• _EXERCISE DATA_
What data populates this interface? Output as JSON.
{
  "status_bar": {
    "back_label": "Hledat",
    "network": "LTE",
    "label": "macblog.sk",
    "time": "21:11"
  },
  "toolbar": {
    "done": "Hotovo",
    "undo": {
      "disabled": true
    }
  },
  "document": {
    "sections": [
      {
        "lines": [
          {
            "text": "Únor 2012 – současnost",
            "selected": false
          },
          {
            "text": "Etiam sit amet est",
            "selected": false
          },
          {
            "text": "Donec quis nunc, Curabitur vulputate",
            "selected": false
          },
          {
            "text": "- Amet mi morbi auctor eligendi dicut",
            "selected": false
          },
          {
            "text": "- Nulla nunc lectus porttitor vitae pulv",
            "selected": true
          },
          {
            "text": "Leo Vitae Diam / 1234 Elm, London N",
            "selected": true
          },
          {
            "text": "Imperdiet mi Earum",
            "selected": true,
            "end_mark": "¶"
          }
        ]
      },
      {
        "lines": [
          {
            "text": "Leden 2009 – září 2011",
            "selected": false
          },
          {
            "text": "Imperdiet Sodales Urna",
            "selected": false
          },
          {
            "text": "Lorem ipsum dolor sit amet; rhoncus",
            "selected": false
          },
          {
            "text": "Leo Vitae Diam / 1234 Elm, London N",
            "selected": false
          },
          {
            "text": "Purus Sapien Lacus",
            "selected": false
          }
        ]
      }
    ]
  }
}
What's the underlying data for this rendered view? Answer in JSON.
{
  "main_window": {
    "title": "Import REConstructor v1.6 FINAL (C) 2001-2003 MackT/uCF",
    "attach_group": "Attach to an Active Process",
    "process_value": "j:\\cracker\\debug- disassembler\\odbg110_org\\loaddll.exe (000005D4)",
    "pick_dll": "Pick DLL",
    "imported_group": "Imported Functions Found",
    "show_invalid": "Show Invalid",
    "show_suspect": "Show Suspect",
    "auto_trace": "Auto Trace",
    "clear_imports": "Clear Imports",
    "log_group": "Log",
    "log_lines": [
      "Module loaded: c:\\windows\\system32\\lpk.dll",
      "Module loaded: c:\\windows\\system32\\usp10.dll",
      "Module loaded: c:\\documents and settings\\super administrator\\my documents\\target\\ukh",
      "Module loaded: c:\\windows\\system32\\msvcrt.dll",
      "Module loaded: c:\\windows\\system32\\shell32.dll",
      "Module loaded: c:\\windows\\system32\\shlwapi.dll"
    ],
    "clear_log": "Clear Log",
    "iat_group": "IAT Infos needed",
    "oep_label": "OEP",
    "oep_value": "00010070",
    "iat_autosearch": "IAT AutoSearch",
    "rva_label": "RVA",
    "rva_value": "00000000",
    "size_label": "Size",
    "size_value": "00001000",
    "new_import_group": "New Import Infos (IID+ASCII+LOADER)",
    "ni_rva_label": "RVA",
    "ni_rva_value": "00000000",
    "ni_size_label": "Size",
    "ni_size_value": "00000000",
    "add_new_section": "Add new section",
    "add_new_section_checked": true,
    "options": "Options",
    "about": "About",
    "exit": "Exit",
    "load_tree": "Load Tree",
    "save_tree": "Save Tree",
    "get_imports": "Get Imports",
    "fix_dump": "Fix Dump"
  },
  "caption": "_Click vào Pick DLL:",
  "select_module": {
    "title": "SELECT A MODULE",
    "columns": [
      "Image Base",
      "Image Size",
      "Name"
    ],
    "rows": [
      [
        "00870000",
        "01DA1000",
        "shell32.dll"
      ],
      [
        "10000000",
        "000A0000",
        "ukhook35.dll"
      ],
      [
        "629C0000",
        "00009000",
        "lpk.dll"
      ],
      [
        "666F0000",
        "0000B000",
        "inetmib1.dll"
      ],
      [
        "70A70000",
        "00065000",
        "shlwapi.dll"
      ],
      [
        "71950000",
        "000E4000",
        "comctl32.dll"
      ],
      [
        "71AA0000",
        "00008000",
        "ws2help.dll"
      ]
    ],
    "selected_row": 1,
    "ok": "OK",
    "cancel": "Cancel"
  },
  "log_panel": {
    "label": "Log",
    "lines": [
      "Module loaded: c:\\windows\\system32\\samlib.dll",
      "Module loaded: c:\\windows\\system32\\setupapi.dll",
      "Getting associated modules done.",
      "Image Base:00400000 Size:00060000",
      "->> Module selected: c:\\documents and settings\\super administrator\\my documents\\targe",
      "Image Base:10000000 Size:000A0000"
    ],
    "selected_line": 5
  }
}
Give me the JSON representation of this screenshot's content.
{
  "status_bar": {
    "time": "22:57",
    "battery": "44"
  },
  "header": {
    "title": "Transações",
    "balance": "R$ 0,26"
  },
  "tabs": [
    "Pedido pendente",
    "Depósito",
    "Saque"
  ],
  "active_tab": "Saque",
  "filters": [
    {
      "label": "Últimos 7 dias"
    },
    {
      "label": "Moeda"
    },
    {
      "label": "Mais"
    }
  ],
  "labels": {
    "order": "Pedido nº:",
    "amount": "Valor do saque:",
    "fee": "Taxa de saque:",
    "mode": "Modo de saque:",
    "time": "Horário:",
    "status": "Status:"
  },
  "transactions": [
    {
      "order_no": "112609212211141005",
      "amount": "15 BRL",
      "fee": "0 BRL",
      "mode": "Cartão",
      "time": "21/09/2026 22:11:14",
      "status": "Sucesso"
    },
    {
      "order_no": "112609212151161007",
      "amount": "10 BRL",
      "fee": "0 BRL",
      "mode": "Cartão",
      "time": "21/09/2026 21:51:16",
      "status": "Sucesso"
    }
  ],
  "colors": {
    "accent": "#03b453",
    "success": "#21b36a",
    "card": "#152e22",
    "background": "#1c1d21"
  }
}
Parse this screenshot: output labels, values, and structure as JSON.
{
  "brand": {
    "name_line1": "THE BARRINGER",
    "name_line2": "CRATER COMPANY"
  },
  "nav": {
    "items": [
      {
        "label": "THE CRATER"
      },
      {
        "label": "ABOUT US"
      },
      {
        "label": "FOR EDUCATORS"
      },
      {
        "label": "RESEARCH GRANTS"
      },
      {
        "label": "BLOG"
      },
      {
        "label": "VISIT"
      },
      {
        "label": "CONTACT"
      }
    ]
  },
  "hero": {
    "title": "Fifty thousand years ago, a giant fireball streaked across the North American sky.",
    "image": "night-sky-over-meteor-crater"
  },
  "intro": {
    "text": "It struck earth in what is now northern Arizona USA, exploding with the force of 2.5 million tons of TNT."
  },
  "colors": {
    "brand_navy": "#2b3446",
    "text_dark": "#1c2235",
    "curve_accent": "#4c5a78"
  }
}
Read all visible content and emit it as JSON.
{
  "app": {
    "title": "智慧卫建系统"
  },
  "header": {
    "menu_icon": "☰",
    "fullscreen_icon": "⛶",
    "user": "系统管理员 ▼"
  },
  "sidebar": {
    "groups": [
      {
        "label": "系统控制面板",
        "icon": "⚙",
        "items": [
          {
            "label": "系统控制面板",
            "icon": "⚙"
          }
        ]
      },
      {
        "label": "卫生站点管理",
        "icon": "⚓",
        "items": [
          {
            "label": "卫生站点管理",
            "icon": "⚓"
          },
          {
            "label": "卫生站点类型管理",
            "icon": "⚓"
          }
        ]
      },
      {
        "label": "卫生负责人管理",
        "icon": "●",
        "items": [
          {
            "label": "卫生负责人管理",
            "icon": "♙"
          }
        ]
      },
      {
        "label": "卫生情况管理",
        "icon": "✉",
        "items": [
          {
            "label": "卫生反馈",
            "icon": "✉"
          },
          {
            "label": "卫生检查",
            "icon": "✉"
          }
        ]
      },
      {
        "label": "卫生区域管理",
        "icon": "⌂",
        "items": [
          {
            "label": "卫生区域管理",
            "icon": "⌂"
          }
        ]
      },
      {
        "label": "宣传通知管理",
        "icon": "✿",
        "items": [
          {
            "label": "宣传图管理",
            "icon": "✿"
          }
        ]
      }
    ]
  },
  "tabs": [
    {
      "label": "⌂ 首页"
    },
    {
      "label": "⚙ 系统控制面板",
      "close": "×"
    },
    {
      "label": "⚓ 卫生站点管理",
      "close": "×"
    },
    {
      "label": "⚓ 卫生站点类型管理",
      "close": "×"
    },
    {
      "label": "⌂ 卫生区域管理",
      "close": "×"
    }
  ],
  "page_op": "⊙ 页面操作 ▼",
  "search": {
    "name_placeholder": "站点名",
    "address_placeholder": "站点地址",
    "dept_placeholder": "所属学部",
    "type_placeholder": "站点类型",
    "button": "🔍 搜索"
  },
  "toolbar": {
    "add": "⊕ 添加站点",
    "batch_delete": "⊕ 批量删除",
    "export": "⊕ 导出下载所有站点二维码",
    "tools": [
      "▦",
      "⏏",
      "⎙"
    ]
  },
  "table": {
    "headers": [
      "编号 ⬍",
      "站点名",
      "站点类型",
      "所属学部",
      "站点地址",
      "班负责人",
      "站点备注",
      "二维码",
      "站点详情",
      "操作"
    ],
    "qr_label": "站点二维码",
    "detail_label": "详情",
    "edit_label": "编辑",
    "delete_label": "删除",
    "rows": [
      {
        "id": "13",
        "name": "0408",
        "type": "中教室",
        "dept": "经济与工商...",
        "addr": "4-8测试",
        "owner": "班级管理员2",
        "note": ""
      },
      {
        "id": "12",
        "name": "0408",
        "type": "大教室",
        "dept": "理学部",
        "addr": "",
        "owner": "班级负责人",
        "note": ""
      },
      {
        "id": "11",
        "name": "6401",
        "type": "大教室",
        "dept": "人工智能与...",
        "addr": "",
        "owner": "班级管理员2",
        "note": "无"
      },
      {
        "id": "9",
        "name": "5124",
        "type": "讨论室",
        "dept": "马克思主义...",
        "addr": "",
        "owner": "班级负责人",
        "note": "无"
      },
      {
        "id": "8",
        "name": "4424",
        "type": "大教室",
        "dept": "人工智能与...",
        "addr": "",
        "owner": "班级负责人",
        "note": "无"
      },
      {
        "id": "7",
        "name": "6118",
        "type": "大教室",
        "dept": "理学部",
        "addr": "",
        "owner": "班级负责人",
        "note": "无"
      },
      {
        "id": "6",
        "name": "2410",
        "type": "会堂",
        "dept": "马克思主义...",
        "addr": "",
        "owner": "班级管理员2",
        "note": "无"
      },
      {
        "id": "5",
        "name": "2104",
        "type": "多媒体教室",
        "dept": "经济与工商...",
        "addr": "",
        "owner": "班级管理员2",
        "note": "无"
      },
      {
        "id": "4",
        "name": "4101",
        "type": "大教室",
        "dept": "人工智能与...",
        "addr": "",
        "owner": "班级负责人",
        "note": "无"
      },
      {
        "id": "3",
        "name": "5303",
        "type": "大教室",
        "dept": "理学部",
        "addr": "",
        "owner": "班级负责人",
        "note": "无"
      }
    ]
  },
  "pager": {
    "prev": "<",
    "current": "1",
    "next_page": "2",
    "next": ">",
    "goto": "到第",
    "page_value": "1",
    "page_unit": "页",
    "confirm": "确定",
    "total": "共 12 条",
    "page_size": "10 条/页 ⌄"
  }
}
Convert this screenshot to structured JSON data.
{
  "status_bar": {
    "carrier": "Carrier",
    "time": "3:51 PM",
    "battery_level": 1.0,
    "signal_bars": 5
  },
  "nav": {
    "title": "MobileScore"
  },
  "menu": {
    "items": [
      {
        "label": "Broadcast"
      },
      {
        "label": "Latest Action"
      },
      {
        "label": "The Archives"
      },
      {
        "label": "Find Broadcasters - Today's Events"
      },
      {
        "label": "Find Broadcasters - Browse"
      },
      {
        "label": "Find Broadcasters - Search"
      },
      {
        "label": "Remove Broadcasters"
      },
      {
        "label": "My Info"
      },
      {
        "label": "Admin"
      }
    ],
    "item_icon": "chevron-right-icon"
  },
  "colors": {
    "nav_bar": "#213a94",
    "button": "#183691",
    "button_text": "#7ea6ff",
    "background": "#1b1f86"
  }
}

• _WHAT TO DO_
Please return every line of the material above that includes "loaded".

• _YOUR SOLUTION_
      "Module loaded: c:\\windows\\system32\\lpk.dll",
      "Module loaded: c:\\windows\\system32\\usp10.dll",
      "Module loaded: c:\\documents and settings\\super administrator\\my documents\\target\\ukh",
      "Module loaded: c:\\windows\\system32\\msvcrt.dll",
      "Module loaded: c:\\windows\\system32\\shell32.dll",
      "Module loaded: c:\\windows\\system32\\shlwapi.dll"
      "Module loaded: c:\\windows\\system32\\samlib.dll",
      "Module loaded: c:\\windows\\system32\\setupapi.dll",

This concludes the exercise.